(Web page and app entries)

[Start of section]

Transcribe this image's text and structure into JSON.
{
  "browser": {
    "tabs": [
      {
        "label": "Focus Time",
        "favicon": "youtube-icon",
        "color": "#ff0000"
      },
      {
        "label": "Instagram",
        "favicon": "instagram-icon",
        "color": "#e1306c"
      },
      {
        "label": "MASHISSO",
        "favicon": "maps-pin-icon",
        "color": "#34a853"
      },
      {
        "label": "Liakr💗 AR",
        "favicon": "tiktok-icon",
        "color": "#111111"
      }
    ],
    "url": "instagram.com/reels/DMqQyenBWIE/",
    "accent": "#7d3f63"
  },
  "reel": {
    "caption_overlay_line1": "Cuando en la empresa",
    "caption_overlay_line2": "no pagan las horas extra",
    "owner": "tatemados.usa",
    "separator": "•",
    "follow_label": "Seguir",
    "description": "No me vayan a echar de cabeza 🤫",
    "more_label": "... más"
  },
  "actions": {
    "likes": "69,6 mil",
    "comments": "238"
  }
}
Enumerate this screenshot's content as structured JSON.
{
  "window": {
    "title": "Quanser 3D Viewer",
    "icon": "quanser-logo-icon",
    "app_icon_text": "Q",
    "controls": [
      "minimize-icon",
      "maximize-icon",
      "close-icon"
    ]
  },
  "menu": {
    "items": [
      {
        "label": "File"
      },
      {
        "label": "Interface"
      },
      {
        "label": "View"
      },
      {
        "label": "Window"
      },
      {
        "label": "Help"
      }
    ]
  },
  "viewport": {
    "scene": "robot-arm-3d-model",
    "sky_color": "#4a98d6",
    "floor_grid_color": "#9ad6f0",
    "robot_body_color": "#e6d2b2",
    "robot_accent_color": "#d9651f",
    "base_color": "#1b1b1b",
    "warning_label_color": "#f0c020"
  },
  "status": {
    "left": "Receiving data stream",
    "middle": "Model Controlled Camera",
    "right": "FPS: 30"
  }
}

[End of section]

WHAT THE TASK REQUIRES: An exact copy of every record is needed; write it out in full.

PROBLEM SOLUTION:
Transcribe this image's text and structure into JSON.
{
  "browser": {
    "tabs": [
      {
        "label": "Focus Time",
        "favicon": "youtube-icon",
        "color": "#ff0000"
      },
      {
        "label": "Instagram",
        "favicon": "instagram-icon",
        "color": "#e1306c"
      },
      {
        "label": "MASHISSO",
        "favicon": "maps-pin-icon",
        "color": "#34a853"
      },
      {
        "label": "Liakr💗 AR",
        "favicon": "tiktok-icon",
        "color": "#111111"
      }
    ],
    "url": "instagram.com/reels/DMqQyenBWIE/",
    "accent": "#7d3f63"
  },
  "reel": {
    "caption_overlay_line1": "Cuando en la empresa",
    "caption_overlay_line2": "no pagan las horas extra",
    "owner": "tatemados.usa",
    "separator": "•",
    "follow_label": "Seguir",
    "description": "No me vayan a echar de cabeza 🤫",
    "more_label": "... más"
  },
  "actions": {
    "likes": "69,6 mil",
    "comments": "238"
  }
}
Enumerate this screenshot's content as structured JSON.
{
  "window": {
    "title": "Quanser 3D Viewer",
    "icon": "quanser-logo-icon",
    "app_icon_text": "Q",
    "controls": [
      "minimize-icon",
      "maximize-icon",
      "close-icon"
    ]
  },
  "menu": {
    "items": [
      {
        "label": "File"
      },
      {
        "label": "Interface"
      },
      {
        "label": "View"
      },
      {
        "label": "Window"
      },
      {
        "label": "Help"
      }
    ]
  },
  "viewport": {
    "scene": "robot-arm-3d-model",
    "sky_color": "#4a98d6",
    "floor_grid_color": "#9ad6f0",
    "robot_body_color": "#e6d2b2",
    "robot_accent_color": "#d9651f",
    "base_color": "#1b1b1b",
    "warning_label_color": "#f0c020"
  },
  "status": {
    "left": "Receiving data stream",
    "middle": "Model Controlled Camera",
    "right": "FPS: 30"
  }
}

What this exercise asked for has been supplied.